Step 4: Minimize Financial Hardship

Earthquakes may last only seconds but they can cause financial hardships that last for weeks, months or years. You can minimize losses by strengthening your home, organizing important documents, and considering insurance.

Common building problems

Buildings are designed to withstand the downward pull of gravity, yet earthquakes shake a building in all directions— up and down, but most of all, from side to side. The following presents some common structural problems and how to recognize them.

Inadequate Foundations
Look under your house at your foundation. Look for bolts in the mudsills. They should be no more than six feet apart in a single story and four feet apart in a multistory building.

Unbraced Cripple Walls
Homes with a crawl space should have panels of plywood connecting the studs of the short “cripple” walls.

Soft First Stories
Look for large openings in the lower floor, such as a garage door or a house built on stilts. Consult a professional to determine if your building is adequately braced.

Unreinforced Masonry
The most typical type of unreinforced masonry in Northern California is brick. While there are few brick homes in our area, many older buildings have unreinforced brick chimneys. If your house has brick or blocks as a structural element, consult a professional to find what can be done and to determine if it is safe.

Reinforcing Crawl Spaces

Graphic of reinforced crawl spaces

If you live in a mobile home…

Mobile homes can easily slide off their foundations if not properly secured to resist side-to-side motion. Look under your home—if you only see a metal or wood “skirt” on the outside with concrete blocks or steel tripods/jacks support your home, you need to have an “earthquake-resistant bracing system” (ERBS) installed.

For those who rent

As a renter, you have less control over the structural integrity of your building, but you do control which apartment or house you rent. When looking for housing, remember:

  • Apartment buildings have to meet the same codes and structural requirements as houses.
  • Avoid rental units made of unreinforced masonry or those with “tuck-under” parking spaces on the ground floor.
  • Consider the safety of attached structures such as stairways and balconies, which can break during an earthquake.

Ask your landlord these questions:

  • What retrofitting has been done on this building?
  • Has the water heater been strapped to the wall studs?
  • May I secure furniture to the walls?

More Ways to Protect Yourself Financially

Identify your important documents and place them in a safe space. These include property deeds, insurance policies, vehicle titles, wills, bank accounts and stocks and bonds, credit cards and personal information such as passports, driver’s licenses and marriage/birth certificates. Consider scanning these documents and keeping them electronically or making paper copies. Take photos or a video of the interior and exterior of your home and your personal belongings to make an inventory for insurance purposes.

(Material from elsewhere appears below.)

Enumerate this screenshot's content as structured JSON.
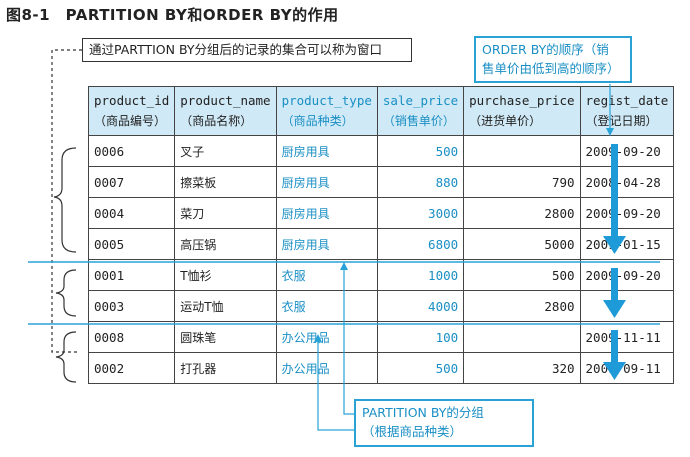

You can further protect your home with earthquake and flood insurance. Without insurance, you will be responsible for all costs to repair or rebuild your home and replace your persona property. Residential policies do not cover earthquake or flood damage. For more information, see earthquake and tsunami flood insurance page

Insurance for Earthquake and Tsunami Flooding

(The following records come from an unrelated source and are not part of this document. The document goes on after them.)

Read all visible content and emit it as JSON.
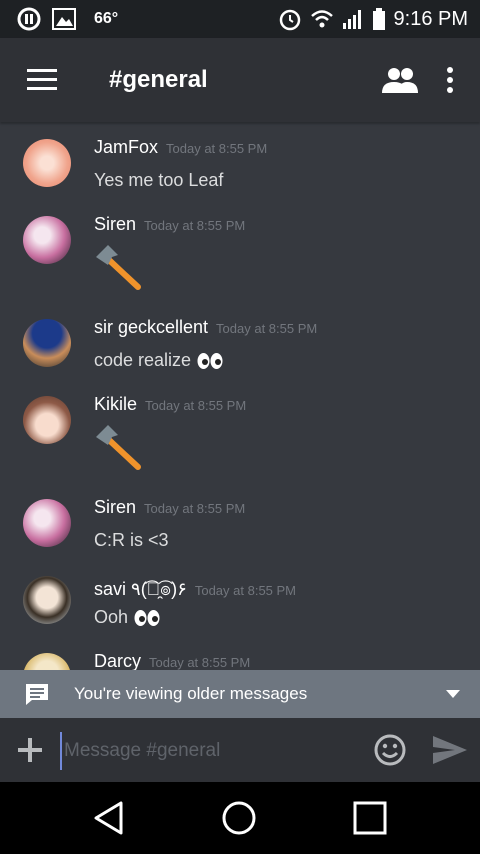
{
  "statusbar": {
    "temperature": "66°",
    "time": "9:16 PM"
  },
  "header": {
    "channel": "#general"
  },
  "messages": [
    {
      "author": "JamFox",
      "time": "Today at 8:55 PM",
      "text": "Yes me too Leaf"
    },
    {
      "author": "Siren",
      "time": "Today at 8:55 PM",
      "text": "",
      "emoji": "hammer"
    },
    {
      "author": "sir geckcellent",
      "time": "Today at 8:55 PM",
      "text": "code realize",
      "emoji": "eyes"
    },
    {
      "author": "Kikile",
      "time": "Today at 8:55 PM",
      "text": "",
      "emoji": "hammer"
    },
    {
      "author": "Siren",
      "time": "Today at 8:55 PM",
      "text": "C:R is <3"
    },
    {
      "author": "savi ٩(͡๏̯͡๏)۶",
      "time": "Today at 8:55 PM",
      "text": "Ooh",
      "emoji": "eyes"
    },
    {
      "author": "Darcy",
      "time": "Today at 8:55 PM",
      "text": ""
    }
  ],
  "banner": {
    "text": "You're viewing older messages"
  },
  "composer": {
    "placeholder": "Message #general"
  },
  "colors": {
    "background": "#36393f",
    "header": "#2f3136",
    "banner": "#6e7680",
    "accent": "#7289da"
  }
}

To help reduce financial hardship after an earthquake or tsunami, consider getting insurance today!

Read more about Insurance

Strengthining Your "Pier and Post" Foundation “Pier and post” or “post and beam” foundations consist of wooden posts on isolated concrete footings, which support the entire structure. Many homes in rural Northern California use this foundation system. This type is particularly vulnerable to the strong sideto-side shaking from earthquakes. There is no question that the best foundation to resist earthquake shaking is a continuous perimeter foundation, but for many Northern California residents, the cost of installing such a foundation is prohibitive.

It is possible, however, to strengthen your pier and post foundation at relatively low cost. The bracing system pictured here will increase resistance to lateral forces for your home. The bracing should be installed around the perimeter of the structure and, at a minimum, every second line of interior posts. This type of strengthening should be considered adequate for short term stabilization until you are able to install a permanent, concrete, perimeter system.

If you live in California, check out the Earthquake Brace + Bolt Program. This program provides funding for residential seismic retrofitting. Check out the website to see if you qualify. 

Find out more about strengthening your home at

Photo of the bottom of a house with reinforced pier and post